* [Task brief] Each line of the data that includes "heading" must be copied.

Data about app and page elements
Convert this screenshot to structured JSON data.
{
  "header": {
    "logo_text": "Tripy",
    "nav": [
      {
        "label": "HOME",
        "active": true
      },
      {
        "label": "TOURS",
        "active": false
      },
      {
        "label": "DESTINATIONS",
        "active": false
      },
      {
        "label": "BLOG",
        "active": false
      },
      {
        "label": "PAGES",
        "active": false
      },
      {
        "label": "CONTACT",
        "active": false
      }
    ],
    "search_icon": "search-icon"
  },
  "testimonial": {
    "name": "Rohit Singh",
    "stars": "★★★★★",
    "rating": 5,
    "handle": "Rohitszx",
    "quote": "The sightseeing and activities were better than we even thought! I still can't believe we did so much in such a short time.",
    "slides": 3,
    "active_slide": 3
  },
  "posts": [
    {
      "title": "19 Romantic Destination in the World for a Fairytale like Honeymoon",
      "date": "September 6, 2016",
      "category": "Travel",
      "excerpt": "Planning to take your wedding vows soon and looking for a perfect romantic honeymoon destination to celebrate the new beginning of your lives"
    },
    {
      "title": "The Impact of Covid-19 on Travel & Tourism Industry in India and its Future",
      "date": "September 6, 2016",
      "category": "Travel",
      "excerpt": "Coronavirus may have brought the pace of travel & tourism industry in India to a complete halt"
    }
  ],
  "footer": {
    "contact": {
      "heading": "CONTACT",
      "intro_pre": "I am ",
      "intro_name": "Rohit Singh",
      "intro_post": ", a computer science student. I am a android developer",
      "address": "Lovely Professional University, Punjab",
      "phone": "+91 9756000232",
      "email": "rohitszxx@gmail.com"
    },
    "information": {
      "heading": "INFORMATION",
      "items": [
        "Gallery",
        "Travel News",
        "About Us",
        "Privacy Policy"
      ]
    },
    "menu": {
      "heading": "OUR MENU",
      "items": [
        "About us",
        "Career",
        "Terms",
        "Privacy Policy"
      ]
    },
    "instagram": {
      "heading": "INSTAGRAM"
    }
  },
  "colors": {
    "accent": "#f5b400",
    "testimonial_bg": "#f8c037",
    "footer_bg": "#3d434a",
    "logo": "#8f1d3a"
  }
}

* [Response for this exercise]
      "heading": "CONTACT",
      "heading": "INFORMATION",
      "heading": "OUR MENU",
      "heading": "INSTAGRAM"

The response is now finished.